Screening for Down’s, Edwards’ and Patau’s syndromes
If you decide to have your child tested for Down’s, Edwards’ and Patau’s syndromes, you can choose to have:
- The NIPTniet-invasieve prenatale test (non-invasive prenatal testing). . The NIPT is a screeningonderzoek test in which a blood sample from a pregnant woman is tested. The blood sample is tested in a laboratory. If this screening test shows that the baby may have Down syndrome, Edwards’ syndrome or Patau’s syndrome, follow-up diagnostic testing is needed, just to be sure. You can have a NIPT from week 11 of your pregnancy.
- The combined test: a blood test between the ninth and fourteenth week and an ultrasound scan between the eleventh and fourteenth week of pregnancy.
You can download leaflets about the screening for Down’s, Edwards’ and Patau’s syndromes in five languages.
Screening for physical abnormalities (anomaly scan)
The anomaly scan is a medical examination. Another name for it is the structural ultrasound scan. The aim is to find out whether the baby has any physical abnormalities. These include spina bifida (an open spine), anencephaly (where most of the brain and spinal cord is missing), hydrocephalus (water on the brain), heart defects, diaphragmatic hernia, abdominal hernia, either absent or abnormal kidneys, abnormal bone development, and abnormalities of the arms or legs. The sonographer also checks whether the baby is growing properly and whether there is sufficient amniotic fluid.
You can have an anomaly scan from week 18 to week 21 of your pregnancy (which is 21 weeks and 0 days into your pregnancy). It should ideally be in week 19 of your pregnancy (which is 19 weeks and 0 days to 19 weeks and 6 days into your pregnancy).
You can download leaflets about the anomaly scan in five languages.

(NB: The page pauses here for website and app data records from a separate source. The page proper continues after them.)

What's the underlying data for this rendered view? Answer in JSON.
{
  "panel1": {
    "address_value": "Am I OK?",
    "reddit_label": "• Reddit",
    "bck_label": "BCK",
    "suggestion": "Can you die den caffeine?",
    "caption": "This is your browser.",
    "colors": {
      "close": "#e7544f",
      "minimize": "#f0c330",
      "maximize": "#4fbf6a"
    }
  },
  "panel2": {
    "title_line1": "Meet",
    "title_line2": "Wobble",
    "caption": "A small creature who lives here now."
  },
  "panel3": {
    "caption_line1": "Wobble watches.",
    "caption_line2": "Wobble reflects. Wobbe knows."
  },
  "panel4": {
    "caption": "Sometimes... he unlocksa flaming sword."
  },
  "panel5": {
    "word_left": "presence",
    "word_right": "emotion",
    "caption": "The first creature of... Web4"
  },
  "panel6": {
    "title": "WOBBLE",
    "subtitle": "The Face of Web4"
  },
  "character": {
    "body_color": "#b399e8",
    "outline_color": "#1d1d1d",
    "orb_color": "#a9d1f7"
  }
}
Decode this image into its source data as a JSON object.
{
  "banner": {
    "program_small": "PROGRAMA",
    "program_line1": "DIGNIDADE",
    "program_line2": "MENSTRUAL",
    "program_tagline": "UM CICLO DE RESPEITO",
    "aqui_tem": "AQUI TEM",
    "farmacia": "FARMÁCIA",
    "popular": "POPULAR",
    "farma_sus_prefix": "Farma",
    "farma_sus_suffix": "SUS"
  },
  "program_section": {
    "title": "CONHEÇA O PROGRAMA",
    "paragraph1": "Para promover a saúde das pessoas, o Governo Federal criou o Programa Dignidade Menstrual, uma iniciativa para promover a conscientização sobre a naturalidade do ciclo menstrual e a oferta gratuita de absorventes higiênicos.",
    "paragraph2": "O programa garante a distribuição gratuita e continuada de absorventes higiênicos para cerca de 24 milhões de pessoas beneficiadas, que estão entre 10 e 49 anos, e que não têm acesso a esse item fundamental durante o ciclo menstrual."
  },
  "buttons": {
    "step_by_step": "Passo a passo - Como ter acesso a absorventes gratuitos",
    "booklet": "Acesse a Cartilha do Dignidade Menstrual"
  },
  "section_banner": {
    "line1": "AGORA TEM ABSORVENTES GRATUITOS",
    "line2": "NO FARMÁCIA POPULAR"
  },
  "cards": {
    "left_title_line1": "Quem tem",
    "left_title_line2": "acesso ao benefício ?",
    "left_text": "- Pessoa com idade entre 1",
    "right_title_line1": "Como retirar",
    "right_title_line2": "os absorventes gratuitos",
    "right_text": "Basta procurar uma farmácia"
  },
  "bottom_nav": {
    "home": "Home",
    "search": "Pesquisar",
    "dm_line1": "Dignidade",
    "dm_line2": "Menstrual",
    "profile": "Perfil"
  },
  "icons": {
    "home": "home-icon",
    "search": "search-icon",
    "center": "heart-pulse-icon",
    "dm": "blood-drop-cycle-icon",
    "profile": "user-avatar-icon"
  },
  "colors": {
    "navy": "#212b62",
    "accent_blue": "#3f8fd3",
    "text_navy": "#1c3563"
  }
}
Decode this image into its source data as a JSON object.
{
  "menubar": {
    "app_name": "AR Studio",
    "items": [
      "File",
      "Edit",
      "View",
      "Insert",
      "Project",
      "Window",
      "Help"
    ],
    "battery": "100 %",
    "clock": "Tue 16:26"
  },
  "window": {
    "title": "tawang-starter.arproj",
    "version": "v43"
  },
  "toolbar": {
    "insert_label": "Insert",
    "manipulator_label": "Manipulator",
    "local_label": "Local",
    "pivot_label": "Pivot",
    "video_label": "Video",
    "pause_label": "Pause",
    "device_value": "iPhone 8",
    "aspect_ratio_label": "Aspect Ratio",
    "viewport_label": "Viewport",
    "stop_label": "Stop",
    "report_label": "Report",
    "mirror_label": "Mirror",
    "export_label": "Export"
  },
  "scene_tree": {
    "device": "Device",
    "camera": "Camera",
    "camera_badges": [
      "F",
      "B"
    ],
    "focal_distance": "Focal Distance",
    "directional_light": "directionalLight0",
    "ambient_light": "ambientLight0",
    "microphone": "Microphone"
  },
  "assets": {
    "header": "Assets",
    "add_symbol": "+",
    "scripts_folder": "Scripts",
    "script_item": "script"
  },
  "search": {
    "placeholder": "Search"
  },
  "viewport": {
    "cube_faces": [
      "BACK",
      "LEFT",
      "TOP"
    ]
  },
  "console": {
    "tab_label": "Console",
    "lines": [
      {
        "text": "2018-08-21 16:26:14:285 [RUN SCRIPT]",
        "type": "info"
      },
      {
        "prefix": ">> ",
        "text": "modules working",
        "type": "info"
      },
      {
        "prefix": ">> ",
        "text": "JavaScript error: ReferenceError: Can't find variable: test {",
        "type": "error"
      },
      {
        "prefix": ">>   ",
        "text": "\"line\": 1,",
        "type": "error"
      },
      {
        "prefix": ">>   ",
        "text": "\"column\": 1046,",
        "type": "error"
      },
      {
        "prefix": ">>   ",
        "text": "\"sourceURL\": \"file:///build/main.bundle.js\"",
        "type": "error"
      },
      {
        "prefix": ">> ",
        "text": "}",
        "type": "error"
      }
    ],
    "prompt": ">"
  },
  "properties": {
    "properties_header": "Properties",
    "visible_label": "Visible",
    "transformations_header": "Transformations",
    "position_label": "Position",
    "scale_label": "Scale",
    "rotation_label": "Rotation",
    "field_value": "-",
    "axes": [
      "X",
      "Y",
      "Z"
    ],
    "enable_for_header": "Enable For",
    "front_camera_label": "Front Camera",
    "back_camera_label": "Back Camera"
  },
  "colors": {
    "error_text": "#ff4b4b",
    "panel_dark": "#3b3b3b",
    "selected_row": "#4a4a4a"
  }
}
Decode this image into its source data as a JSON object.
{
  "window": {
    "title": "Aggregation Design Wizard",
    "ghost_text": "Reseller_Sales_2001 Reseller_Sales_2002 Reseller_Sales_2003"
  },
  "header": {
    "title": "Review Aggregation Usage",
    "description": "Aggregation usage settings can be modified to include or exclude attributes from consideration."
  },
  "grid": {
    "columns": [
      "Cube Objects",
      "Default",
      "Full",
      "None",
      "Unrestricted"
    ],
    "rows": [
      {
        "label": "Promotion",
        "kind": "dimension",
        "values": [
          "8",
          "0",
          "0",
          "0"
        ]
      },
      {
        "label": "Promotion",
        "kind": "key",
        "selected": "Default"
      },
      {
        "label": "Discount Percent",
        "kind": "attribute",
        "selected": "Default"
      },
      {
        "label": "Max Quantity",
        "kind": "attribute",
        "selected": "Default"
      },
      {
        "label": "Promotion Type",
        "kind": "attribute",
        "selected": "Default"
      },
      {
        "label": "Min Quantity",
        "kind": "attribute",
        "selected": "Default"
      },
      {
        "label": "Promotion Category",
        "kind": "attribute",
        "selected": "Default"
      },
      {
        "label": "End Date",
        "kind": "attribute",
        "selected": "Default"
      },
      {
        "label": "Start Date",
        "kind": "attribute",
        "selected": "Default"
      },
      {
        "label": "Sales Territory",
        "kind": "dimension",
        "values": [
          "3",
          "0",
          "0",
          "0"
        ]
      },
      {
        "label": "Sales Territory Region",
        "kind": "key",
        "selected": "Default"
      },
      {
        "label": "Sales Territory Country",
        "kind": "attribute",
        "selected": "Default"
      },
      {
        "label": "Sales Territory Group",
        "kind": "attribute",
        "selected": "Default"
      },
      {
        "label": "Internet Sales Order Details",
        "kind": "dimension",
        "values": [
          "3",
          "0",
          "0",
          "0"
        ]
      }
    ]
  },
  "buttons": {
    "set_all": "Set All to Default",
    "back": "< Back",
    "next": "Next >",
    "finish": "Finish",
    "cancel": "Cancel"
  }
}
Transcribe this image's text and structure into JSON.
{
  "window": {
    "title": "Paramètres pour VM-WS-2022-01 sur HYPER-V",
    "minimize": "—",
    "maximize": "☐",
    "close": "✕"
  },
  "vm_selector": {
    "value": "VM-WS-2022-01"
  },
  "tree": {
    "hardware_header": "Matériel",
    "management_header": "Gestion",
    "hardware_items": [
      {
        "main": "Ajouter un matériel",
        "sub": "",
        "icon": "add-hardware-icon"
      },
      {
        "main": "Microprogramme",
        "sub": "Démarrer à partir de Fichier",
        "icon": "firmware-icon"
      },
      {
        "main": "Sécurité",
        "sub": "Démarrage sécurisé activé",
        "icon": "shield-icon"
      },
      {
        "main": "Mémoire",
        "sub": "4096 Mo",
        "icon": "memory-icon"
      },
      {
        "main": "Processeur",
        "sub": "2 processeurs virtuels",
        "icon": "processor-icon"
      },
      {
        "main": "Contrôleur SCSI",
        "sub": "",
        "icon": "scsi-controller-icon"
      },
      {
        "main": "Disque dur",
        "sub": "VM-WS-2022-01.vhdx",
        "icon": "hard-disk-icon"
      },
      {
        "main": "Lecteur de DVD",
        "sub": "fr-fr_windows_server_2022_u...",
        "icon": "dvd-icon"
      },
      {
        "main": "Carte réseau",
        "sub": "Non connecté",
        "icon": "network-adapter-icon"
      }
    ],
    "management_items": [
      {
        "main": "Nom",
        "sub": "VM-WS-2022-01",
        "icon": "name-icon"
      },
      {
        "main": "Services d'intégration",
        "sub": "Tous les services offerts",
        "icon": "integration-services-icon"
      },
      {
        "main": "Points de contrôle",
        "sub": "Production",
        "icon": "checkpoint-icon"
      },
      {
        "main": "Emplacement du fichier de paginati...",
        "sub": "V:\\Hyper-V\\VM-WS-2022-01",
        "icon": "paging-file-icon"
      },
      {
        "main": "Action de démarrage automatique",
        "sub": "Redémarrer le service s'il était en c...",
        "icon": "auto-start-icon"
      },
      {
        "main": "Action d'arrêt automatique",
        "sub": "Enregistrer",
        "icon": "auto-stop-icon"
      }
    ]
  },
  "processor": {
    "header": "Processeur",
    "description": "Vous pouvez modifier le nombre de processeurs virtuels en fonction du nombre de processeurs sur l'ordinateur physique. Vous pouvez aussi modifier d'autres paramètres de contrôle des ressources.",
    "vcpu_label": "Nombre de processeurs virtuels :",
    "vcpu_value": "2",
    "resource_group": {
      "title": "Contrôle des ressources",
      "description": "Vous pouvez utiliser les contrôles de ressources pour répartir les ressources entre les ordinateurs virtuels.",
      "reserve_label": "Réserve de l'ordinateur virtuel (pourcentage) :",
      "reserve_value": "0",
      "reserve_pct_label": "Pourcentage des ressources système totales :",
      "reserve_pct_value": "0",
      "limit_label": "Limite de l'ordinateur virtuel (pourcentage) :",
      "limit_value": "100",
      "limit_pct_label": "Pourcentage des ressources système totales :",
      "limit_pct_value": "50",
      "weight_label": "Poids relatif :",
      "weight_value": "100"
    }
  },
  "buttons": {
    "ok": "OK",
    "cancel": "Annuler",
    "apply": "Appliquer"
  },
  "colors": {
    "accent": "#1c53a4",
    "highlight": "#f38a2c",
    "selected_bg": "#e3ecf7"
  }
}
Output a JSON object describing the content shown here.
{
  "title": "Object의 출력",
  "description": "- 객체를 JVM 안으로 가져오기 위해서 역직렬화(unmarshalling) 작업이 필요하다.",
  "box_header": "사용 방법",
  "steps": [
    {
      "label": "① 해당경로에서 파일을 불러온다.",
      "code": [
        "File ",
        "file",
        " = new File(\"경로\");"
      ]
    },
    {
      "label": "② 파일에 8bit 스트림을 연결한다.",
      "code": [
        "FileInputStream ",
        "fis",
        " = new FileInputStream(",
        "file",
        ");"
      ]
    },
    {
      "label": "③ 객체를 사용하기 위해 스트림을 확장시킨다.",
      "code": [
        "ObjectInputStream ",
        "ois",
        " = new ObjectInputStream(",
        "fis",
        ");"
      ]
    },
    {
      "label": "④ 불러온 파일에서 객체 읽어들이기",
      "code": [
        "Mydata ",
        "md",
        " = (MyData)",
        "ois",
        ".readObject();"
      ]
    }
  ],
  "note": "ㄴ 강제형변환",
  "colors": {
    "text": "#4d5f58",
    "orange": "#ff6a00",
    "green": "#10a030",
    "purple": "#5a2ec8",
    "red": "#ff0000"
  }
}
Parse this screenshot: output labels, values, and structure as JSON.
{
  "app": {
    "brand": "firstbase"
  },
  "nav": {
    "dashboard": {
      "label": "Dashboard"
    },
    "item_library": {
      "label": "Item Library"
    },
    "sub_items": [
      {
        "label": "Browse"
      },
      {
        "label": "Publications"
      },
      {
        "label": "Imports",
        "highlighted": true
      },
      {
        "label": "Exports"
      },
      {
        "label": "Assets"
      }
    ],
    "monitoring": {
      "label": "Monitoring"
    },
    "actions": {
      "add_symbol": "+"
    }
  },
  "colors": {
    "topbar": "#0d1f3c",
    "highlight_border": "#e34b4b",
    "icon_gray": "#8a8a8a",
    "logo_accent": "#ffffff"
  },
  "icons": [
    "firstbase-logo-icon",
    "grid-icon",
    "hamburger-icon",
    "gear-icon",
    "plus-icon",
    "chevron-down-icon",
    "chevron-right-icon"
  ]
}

Screening tests can tell you how likely it is that your baby may have a condition. Only a diagnostic test can tell you whether your baby actually has the condition.